__EXERCISE BRIEF__.
The entries below should be quoted exactly, with no pictures carried over.

Extracted data entries
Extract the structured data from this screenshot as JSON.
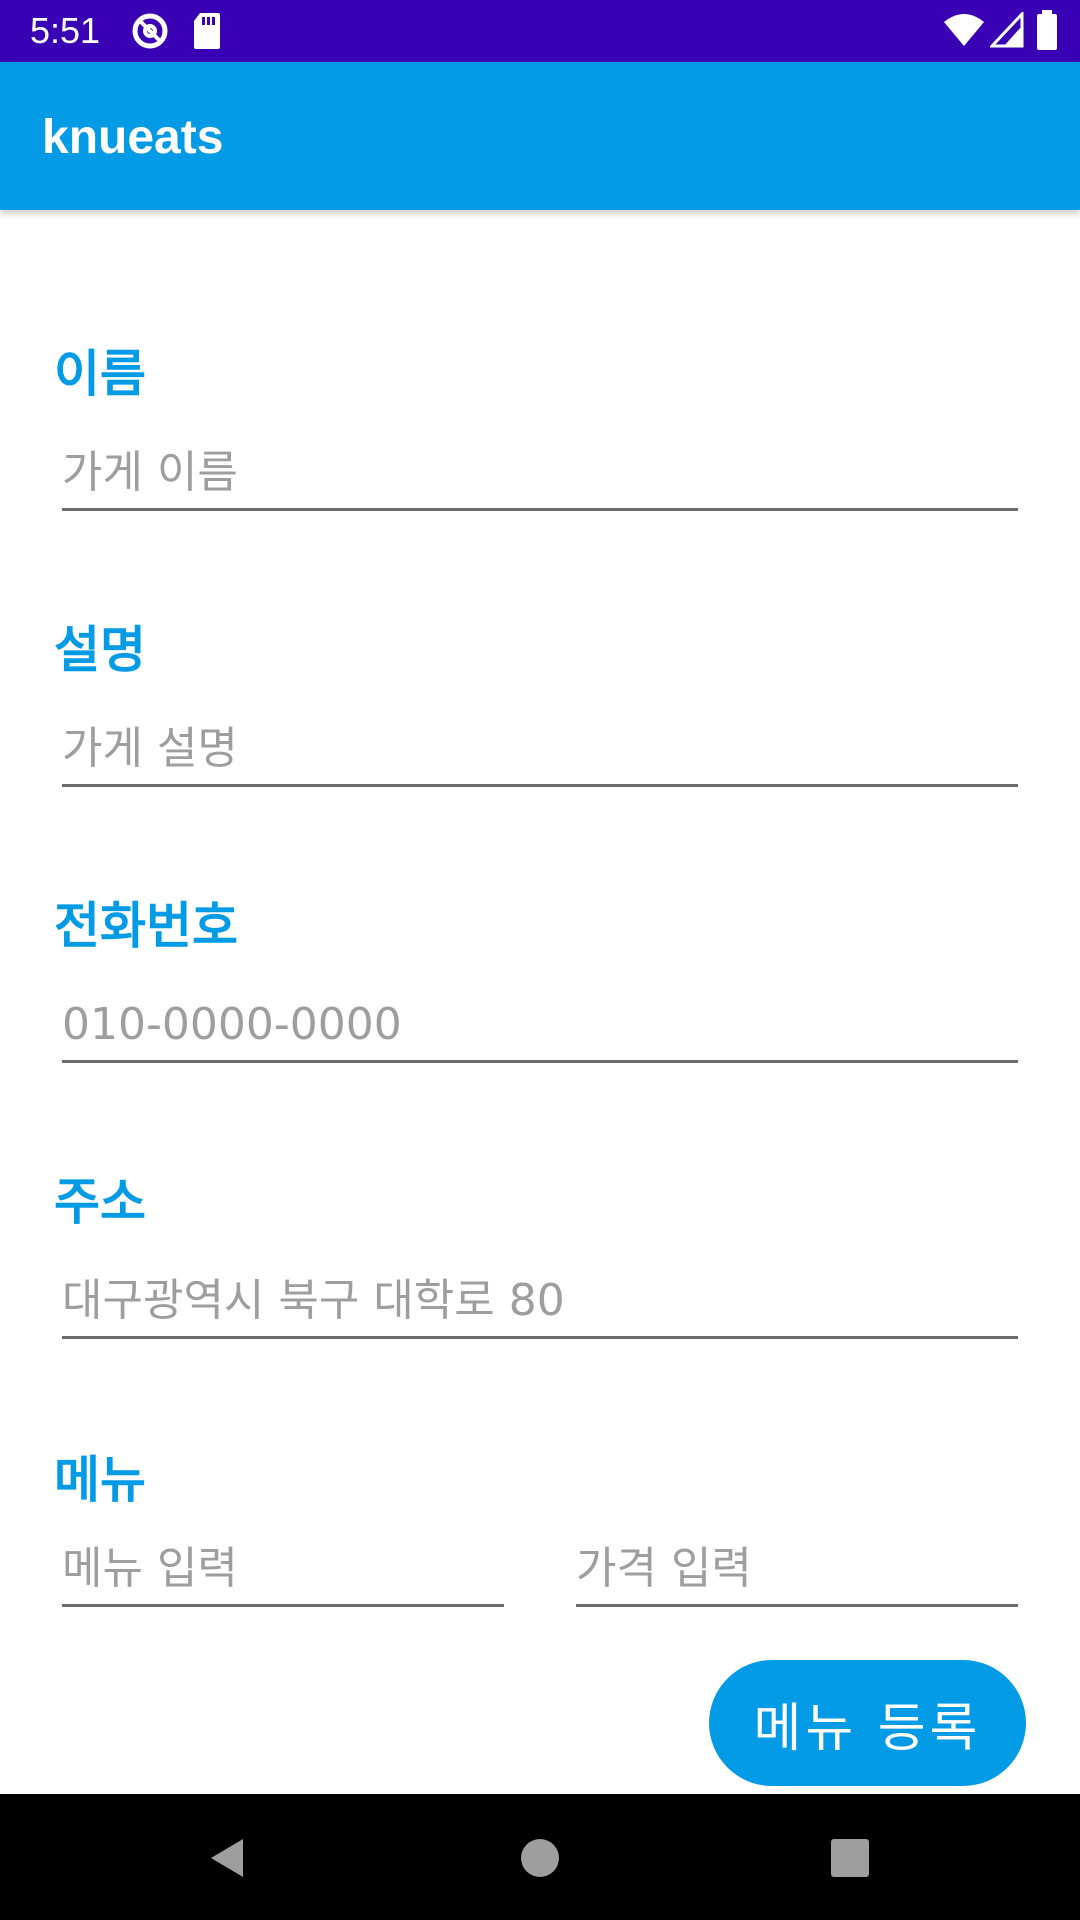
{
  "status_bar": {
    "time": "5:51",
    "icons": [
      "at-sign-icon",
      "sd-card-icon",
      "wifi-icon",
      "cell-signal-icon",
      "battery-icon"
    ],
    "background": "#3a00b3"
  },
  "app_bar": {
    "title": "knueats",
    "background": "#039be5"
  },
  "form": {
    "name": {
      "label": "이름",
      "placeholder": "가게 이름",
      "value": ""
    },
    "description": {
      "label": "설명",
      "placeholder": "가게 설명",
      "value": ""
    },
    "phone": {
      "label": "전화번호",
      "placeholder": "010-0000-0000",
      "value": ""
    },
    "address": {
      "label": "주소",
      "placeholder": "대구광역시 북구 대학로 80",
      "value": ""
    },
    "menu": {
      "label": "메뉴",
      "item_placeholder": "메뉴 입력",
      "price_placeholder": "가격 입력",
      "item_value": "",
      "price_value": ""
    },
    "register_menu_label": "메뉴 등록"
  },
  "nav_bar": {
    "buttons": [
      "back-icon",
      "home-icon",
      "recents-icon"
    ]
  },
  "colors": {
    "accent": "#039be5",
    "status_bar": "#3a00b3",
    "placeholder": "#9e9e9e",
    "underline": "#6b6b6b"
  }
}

__ANSWER TO THE EXERCISE__.
Extract the structured data from this screenshot as JSON.
{
  "status_bar": {
    "time": "5:51",
    "icons": [
      "at-sign-icon",
      "sd-card-icon",
      "wifi-icon",
      "cell-signal-icon",
      "battery-icon"
    ],
    "background": "#3a00b3"
  },
  "app_bar": {
    "title": "knueats",
    "background": "#039be5"
  },
  "form": {
    "name": {
      "label": "이름",
      "placeholder": "가게 이름",
      "value": ""
    },
    "description": {
      "label": "설명",
      "placeholder": "가게 설명",
      "value": ""
    },
    "phone": {
      "label": "전화번호",
      "placeholder": "010-0000-0000",
      "value": ""
    },
    "address": {
      "label": "주소",
      "placeholder": "대구광역시 북구 대학로 80",
      "value": ""
    },
    "menu": {
      "label": "메뉴",
      "item_placeholder": "메뉴 입력",
      "price_placeholder": "가격 입력",
      "item_value": "",
      "price_value": ""
    },
    "register_menu_label": "메뉴 등록"
  },
  "nav_bar": {
    "buttons": [
      "back-icon",
      "home-icon",
      "recents-icon"
    ]
  },
  "colors": {
    "accent": "#039be5",
    "status_bar": "#3a00b3",
    "placeholder": "#9e9e9e",
    "underline": "#6b6b6b"
  }
}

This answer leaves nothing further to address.